Patricia and son Guillermo Cisneros in Hélio Oiticica's Grand Nucleus (1960-66). Photograph taken at the Projecto Helio Oitica, Rio de Janerio, 1994.

In the early 1990s, when I was really beginning to build the Brazilian part of our Modern collection, I visited the Hélio Oiticica estate with my friend and advisor, Paulo Herkenhoff. At that time, it was an apartment where his friends had kept a lot of his work. It’s more organized today.

Luciano Figueiredo, an artist who was a good friend of Oiticica, was the unofficial executor of the estate. I remember going into the apartment and it being a treasure trove: the early works were all there, the Parangolés—the wearable sculptures. That’s where I discovered and understood who Oiticica really was as an artist. He still wasn’t that widely known in those days. But after that visit, I really committed to collecting his work.

I saw a work called Grand Nucleus (1960–66). It was a series of suspended color plates that created a kind of labyrinth that you walked through. Oiticica made it at the point when his paintings were becoming spatial reliefs, when his art was moving away from the wall and color truly began to embody form. It was a very important moment in his development.

I fell desperately in love with the work. It reminded me of the kind of environmental object that I’d seen by kinetic artists in Venezuela—it felt like a Brazilian counterpart to that, this color free-floating in space.

It was such an exciting moment, discovering this great artist’s production. I went with my family to see the work again. But, I didn’t acquire the piece. These were the years during which the collection began to take on the scale it now has and it was still a little intimidating to think about how I would store or show these kinds of works.

Over the years, the piece got more expensive, even though nobody had bought it. I used to talk about Grand Nucleus, and how I wished I had bought it because I knew it would make so much sense within the collection.

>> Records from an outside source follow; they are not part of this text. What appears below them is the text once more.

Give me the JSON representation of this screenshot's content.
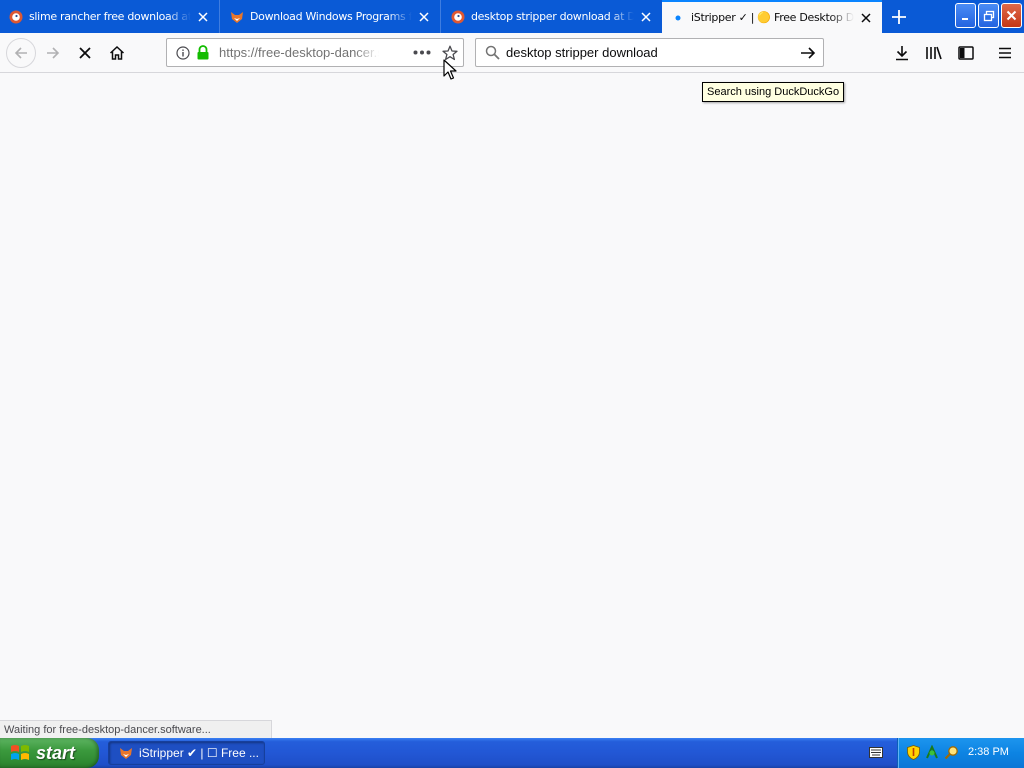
{
  "browser": {
    "tabs": [
      {
        "title": "slime rancher free download at DuckDuckGo",
        "favicon": "duckduckgo-icon",
        "active": false
      },
      {
        "title": "Download Windows Programs for Free",
        "favicon": "fox-icon",
        "active": false
      },
      {
        "title": "desktop stripper download at DuckDuckGo",
        "favicon": "duckduckgo-icon",
        "active": false
      },
      {
        "title": "iStripper ✓ | 🟡 Free Desktop Dancer",
        "favicon": "loading-dot-icon",
        "active": true
      }
    ],
    "url": "https://free-desktop-dancer.software",
    "search_query": "desktop stripper download",
    "search_tooltip": "Search using DuckDuckGo",
    "status": "Waiting for free-desktop-dancer.software..."
  },
  "taskbar": {
    "start_label": "start",
    "task_label": "iStripper ✔ | ☐ Free ...",
    "clock": "2:38 PM"
  },
  "colors": {
    "tabstrip": "#0a5ad6",
    "active_tab": "#f9f9fa",
    "accent": "#0a84ff",
    "start_green": "#3c9a3e",
    "taskbar_blue": "#245edb"
  }
}
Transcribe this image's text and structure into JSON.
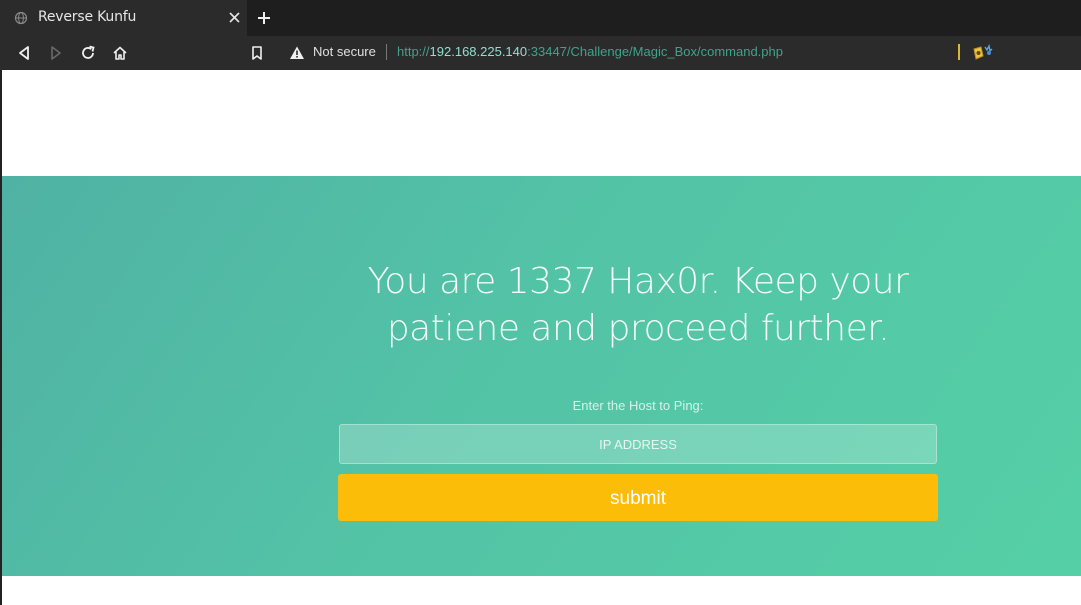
{
  "browser": {
    "tab_title": "Reverse Kunfu",
    "new_tab_icon": "plus-icon",
    "url_scheme": "http://",
    "url_host": "192.168.225.140",
    "url_rest": ":33447/Challenge/Magic_Box/command.php",
    "security_label": "Not secure",
    "accent_color": "#3fa38a"
  },
  "page": {
    "heading": "You are 1337 Hax0r. Keep your patiene and proceed further.",
    "ping_label": "Enter the Host to Ping:",
    "ip_placeholder": "IP ADDRESS",
    "submit_label": "submit",
    "hero_color": "#53c3a6",
    "button_color": "#fbbd08"
  }
}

Then, there was a fire in Oiticica’s estate around five years ago and the piece was destroyed. It has gone forever. It has been a huge regret. I could have saved it.